--- THE DATA Enclosed Below ---
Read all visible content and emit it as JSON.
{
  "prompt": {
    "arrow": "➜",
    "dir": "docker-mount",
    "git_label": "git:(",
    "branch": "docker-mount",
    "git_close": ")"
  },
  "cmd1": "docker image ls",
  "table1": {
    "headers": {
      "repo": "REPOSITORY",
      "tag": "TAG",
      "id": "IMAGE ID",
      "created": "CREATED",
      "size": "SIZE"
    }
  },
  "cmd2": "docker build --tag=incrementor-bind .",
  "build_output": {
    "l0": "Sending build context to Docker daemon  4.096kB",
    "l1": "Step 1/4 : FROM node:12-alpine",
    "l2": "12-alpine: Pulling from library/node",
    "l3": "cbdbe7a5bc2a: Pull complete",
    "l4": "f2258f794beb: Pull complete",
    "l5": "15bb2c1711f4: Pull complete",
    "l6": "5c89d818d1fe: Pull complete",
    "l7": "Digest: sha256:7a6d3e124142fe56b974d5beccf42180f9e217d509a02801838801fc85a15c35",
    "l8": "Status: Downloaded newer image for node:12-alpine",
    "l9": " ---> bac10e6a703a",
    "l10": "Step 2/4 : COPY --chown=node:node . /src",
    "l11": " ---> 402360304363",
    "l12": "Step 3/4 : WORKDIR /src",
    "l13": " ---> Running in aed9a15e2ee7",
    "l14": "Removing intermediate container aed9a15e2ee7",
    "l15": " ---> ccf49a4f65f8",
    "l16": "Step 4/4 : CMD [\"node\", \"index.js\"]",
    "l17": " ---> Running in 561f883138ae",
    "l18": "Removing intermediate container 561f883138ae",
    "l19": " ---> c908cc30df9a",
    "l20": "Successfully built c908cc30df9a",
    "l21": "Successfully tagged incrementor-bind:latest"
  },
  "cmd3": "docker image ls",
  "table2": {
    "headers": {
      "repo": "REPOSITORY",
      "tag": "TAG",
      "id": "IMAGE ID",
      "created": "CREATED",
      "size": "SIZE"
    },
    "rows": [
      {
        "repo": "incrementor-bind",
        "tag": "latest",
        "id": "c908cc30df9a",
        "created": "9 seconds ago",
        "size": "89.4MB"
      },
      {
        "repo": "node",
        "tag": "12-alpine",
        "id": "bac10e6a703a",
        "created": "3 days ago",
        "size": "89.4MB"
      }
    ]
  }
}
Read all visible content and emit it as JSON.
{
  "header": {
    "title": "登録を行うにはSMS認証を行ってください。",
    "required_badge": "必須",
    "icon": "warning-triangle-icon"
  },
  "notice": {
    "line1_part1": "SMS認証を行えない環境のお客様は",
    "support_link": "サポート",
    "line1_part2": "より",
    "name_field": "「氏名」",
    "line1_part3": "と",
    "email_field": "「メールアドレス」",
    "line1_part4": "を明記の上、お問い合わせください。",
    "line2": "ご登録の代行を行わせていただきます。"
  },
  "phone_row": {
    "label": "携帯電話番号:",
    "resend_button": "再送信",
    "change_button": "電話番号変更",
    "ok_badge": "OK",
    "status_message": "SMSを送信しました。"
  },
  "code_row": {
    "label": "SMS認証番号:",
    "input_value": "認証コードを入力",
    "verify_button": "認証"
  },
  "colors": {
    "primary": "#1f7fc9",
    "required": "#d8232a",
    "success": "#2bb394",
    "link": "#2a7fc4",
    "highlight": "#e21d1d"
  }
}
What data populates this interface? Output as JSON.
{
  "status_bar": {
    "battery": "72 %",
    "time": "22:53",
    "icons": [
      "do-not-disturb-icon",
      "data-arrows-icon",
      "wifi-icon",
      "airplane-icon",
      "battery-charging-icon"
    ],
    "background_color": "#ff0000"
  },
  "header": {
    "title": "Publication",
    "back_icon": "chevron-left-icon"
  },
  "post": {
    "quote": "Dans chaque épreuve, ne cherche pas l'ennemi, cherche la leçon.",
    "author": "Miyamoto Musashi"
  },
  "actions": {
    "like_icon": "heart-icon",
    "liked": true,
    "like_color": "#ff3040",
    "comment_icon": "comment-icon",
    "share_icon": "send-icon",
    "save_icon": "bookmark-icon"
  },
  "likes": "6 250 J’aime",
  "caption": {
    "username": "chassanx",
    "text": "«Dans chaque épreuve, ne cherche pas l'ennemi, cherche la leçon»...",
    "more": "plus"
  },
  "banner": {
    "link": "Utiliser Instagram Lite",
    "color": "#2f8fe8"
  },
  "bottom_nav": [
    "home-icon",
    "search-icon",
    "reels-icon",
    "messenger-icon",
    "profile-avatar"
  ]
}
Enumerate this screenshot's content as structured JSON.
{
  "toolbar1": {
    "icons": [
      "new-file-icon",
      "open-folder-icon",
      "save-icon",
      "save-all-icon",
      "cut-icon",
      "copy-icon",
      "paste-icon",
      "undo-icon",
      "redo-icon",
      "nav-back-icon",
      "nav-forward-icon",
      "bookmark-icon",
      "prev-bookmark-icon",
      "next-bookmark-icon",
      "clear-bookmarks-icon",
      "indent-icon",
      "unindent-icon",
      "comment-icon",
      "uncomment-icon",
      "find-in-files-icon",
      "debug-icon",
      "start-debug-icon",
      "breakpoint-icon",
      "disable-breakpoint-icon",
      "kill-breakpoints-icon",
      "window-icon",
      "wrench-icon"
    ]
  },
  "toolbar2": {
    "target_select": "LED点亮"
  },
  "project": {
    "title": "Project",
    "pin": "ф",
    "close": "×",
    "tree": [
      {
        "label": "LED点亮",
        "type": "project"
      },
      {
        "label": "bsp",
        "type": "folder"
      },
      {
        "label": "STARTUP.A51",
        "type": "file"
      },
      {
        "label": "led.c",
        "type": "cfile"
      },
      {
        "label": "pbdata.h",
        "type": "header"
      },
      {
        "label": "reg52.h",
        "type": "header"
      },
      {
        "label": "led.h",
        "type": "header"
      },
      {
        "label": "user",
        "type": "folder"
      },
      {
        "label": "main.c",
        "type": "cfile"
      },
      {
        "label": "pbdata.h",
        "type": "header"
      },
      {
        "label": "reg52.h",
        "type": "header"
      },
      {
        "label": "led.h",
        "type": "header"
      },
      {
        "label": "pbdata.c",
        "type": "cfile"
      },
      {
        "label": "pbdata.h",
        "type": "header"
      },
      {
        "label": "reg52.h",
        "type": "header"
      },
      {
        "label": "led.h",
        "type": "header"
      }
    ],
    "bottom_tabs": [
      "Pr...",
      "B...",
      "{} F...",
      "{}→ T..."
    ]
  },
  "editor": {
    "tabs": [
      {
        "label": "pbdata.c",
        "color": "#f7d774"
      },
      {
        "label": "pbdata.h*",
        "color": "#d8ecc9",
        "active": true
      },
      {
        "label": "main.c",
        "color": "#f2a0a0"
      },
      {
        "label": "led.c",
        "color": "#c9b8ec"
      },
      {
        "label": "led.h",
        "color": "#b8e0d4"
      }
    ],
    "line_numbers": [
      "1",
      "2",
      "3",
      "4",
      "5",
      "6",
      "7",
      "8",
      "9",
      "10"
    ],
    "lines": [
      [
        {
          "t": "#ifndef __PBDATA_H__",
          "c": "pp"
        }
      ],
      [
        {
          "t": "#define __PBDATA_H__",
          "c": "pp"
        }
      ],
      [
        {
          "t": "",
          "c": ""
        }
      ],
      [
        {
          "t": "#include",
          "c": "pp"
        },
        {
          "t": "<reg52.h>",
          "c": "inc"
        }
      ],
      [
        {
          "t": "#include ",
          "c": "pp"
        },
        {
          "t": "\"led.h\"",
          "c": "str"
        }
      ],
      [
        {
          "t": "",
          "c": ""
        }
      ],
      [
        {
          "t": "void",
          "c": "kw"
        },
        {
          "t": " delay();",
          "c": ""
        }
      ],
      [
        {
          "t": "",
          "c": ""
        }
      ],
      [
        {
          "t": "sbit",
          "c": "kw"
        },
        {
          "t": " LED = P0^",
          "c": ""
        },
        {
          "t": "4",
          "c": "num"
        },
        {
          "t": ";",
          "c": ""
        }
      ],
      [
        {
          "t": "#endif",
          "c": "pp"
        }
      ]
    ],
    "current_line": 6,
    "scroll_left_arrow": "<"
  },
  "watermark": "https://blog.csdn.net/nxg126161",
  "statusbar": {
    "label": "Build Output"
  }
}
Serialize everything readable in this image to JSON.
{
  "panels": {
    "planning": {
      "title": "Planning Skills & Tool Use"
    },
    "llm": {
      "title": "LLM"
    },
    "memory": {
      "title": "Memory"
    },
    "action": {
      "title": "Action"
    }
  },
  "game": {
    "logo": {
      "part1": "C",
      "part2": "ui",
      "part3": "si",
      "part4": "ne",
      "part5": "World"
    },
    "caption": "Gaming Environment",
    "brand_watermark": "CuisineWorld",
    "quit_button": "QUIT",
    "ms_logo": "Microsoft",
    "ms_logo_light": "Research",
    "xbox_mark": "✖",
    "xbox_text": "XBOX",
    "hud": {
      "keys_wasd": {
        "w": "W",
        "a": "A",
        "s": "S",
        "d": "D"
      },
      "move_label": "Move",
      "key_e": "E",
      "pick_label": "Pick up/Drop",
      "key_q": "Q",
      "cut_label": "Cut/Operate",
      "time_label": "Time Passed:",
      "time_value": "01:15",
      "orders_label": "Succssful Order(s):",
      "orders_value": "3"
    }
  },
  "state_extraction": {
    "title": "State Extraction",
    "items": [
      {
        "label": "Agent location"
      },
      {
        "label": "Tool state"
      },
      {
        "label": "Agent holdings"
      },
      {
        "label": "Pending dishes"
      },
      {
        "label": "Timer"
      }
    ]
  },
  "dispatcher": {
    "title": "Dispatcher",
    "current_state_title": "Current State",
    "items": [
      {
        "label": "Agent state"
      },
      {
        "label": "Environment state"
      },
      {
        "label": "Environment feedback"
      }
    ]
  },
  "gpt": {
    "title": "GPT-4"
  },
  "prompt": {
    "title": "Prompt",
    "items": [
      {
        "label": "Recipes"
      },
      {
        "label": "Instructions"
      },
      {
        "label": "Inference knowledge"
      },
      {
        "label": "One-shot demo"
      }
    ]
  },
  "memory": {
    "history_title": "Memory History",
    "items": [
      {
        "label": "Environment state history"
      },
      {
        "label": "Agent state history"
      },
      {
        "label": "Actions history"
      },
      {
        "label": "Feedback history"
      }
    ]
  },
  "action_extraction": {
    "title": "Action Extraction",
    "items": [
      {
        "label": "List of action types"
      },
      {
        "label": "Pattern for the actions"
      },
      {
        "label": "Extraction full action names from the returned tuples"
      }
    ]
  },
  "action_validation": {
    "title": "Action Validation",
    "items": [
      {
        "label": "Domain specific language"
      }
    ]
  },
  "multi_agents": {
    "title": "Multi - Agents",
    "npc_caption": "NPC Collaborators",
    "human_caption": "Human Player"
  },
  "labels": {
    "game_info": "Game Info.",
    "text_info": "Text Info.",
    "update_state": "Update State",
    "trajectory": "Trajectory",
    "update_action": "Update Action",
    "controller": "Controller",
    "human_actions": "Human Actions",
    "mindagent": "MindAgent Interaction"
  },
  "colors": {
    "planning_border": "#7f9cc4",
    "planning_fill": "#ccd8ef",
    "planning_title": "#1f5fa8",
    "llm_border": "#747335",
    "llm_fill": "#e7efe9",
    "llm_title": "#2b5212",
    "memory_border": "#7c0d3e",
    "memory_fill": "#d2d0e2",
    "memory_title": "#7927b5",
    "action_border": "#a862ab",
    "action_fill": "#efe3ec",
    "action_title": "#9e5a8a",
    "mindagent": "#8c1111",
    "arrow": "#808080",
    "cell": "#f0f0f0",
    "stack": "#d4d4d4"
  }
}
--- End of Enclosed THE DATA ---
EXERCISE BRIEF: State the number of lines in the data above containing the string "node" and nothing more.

RESPONSE: 6